Nicholas Steen, Jr., was an airborne infantryman in the US Military. He sustained numerous injuries as a result of his military service and, as a direct result of those injuries, he’s now fighting a new enemy – arthritis.
“I live with this pain daily,” said Steen. “I am not the only veteran who has been diagnosed with arthritis, due in part, if not completely, to the excessive wear and tear military life can have on the body.”
Continue reading Arthritis Foundation Releases “A Silent Enemy: How Arthritis is Threatening Veterans and the US Military”
Jumping out of an airplane can be stressful to the body. Add more than 50 pounds of gear and the effect on your joints can be devastating.
This is the case for Nicholas Steen. As an airborne infantryman in the Army, he regularly jumped out of planes, parachuting to earth while carrying his normal military gear along with a 30-pound gun and 600 rounds of ammunition.
For Steen, jumping was the easy part. The landing? Well, that’s a different story.
As a result of his service in the U.S. Military and the related stress and injuries to his body, Steen, like many other veterans, developed arthritis and will now battle increasing pain and disability for the rest of his life.
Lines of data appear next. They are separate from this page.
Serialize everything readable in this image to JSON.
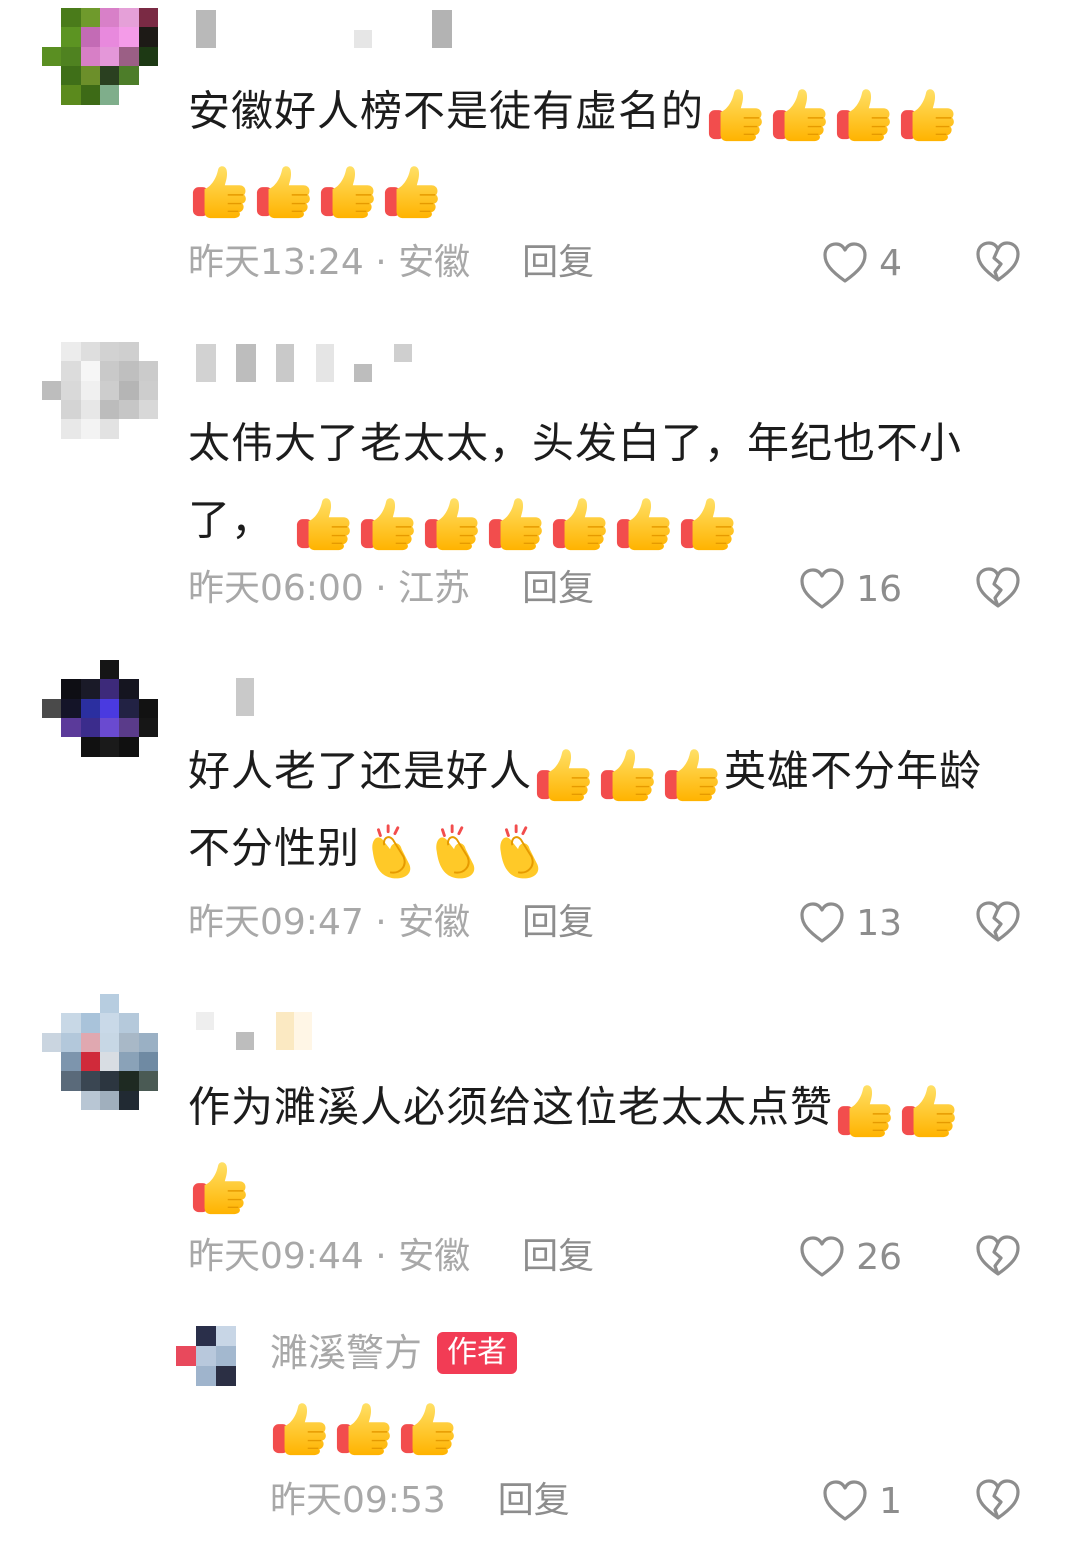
{
  "comments": [
    {
      "body": "安徽好人榜不是徒有虚名的",
      "emoji_after_body": 4,
      "emoji_second_line": 4,
      "time": "昨天13:24",
      "location": "安徽",
      "reply_label": "回复",
      "likes": "4"
    },
    {
      "body": "太伟大了老太太，头发白了，年纪也不小",
      "body2": "了，",
      "emoji_second_line": 7,
      "time": "昨天06:00",
      "location": "江苏",
      "reply_label": "回复",
      "likes": "16"
    },
    {
      "body": "好人老了还是好人",
      "body_mid": "英雄不分年龄",
      "body2": "不分性别",
      "emoji_after_body": 3,
      "clap_second_line": 3,
      "time": "昨天09:47",
      "location": "安徽",
      "reply_label": "回复",
      "likes": "13"
    },
    {
      "body": "作为濉溪人必须给这位老太太点赞",
      "emoji_after_body": 2,
      "emoji_second_line": 1,
      "time": "昨天09:44",
      "location": "安徽",
      "reply_label": "回复",
      "likes": "26"
    }
  ],
  "author_reply": {
    "name": "濉溪警方",
    "badge": "作者",
    "emoji_count": 3,
    "time": "昨天09:53",
    "reply_label": "回复",
    "likes": "1"
  },
  "separator": " · ",
  "icons": {
    "like": "heart-outline-icon",
    "dislike": "broken-heart-icon",
    "thumbs_up": "thumbs-up-emoji",
    "clap": "clapping-hands-emoji"
  },
  "colors": {
    "meta": "#a8a8a8",
    "author_badge": "#f23c55",
    "thumb_yellow": "#ffc928",
    "thumb_cuff": "#f24d4d"
  }
}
Continue reading Defending Those Who Defend Us – Arthritis in the Military
Arthritis is no stranger to the men and women who serve our country. In fact, American veterans and service members are disproportionately affected by the disease, which impacts one in three U.S. military personnel compared to one in five civilians.
On Feb. 10, in a congressional briefing on Capitol Hill, representatives of the Arthritis Foundation, along with the American College of Rheumatology, veterans organizations and service members, put a spotlight on arthritis in the military, calling the disease a “silent enemy” that threatens our nation through the disability it causes and the fortune it costs U.S. taxpayers in health care expenses.
Continue reading Let’s Conquer the Silent Enemy of Our Armed Forces